“Third: why return to Lyra’s world? Dust. Questions about that mysterious and troubling substance were already causing strife ten years before His Dark Materials, and at the center of The Book of Dust is the struggle between a despotic and totalitarian organization, which wants to stifle speculation and inquiry, and those who believe thought and speech should be free. The idea of Dust suffused His Dark Materials. Little by little through that story the idea of what Dust was became clearer and clearer, but I always wanted to return to it and discover more.”
The books of the His Dark Materials trilogy were showered with praise, and the Cincinnati Enquirer proclaimed, “Pullman has created the last great fantasy masterpiece of the twentieth century.” With The Book of Dust, Philip Pullman embarks on an equally grand adventure, sure to be hailed as the first great fantasy masterpiece of the twenty-first century.
Wallace, Matt. Gluttony Bay [Tor.com Publishing, 2017]
Gluttony Bay is the penultimate Sin du Jour affair, Matt Wallace's funny foodie series about the New York firm that caters to the paranormal, which began with Envy of Angels.Why We Want It: Matt Wallace's Sin du Jour novellas are an absolute treat. They're some of my favorite pieces of fiction written over the last two years and, sadly, we're nearing the end. Each story comes with my highest recommendation and I could not be more excited for it.
Welcome to Gluttony Bay High Security Supernatural Prison. We value your patronage. For your entertainment this evening, we are delighted to welcome the world's most renowned paranormal culinary experts.
And on the menu: You.
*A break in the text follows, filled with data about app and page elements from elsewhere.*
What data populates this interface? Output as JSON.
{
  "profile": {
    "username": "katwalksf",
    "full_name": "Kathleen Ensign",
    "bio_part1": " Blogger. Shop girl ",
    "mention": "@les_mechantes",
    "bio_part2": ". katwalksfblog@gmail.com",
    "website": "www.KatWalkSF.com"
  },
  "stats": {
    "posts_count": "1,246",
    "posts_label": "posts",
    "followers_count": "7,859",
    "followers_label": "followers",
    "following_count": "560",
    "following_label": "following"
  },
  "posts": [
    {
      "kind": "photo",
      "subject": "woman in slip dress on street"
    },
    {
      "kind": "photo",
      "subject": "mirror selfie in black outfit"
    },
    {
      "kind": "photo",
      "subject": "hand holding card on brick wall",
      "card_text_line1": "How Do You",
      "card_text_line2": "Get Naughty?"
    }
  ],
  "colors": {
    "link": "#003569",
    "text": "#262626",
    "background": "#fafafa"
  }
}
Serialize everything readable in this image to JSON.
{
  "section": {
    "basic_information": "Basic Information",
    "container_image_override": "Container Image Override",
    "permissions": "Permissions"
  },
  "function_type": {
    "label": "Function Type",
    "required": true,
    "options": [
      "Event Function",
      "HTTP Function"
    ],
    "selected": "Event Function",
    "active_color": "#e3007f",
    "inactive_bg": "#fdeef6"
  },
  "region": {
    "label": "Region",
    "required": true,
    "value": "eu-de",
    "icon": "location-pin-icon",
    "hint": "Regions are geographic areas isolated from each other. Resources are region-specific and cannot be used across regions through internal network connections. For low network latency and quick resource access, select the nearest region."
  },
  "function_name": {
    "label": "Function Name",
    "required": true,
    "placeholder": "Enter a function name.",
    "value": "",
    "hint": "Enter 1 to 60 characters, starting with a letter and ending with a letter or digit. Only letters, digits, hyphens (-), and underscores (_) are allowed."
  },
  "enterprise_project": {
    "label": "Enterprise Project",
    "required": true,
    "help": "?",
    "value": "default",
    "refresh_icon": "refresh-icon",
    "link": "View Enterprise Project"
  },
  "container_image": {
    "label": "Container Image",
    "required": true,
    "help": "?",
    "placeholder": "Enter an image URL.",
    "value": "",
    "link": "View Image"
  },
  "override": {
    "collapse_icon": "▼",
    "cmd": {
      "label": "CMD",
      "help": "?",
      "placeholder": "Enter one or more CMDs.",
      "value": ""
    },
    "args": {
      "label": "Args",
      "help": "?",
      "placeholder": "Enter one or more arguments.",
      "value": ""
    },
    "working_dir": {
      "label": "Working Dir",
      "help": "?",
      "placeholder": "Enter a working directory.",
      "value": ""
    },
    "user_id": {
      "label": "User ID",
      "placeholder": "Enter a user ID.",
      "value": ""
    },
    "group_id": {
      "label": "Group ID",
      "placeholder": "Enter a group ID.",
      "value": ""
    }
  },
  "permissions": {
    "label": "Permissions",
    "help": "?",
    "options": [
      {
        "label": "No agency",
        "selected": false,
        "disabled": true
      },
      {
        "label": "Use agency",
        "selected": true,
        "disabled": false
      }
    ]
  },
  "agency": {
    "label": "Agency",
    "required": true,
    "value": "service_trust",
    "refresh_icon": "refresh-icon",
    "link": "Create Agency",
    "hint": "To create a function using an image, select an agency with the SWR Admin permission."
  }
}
POSTED BY: Joe Sherry - Co-editor of Nerds of a Feather, 2017 Hugo Award Finalist for Best Fanzine. Writer / Editor of the mostly defunct Adventures in Reading since 2004. Minnesotan.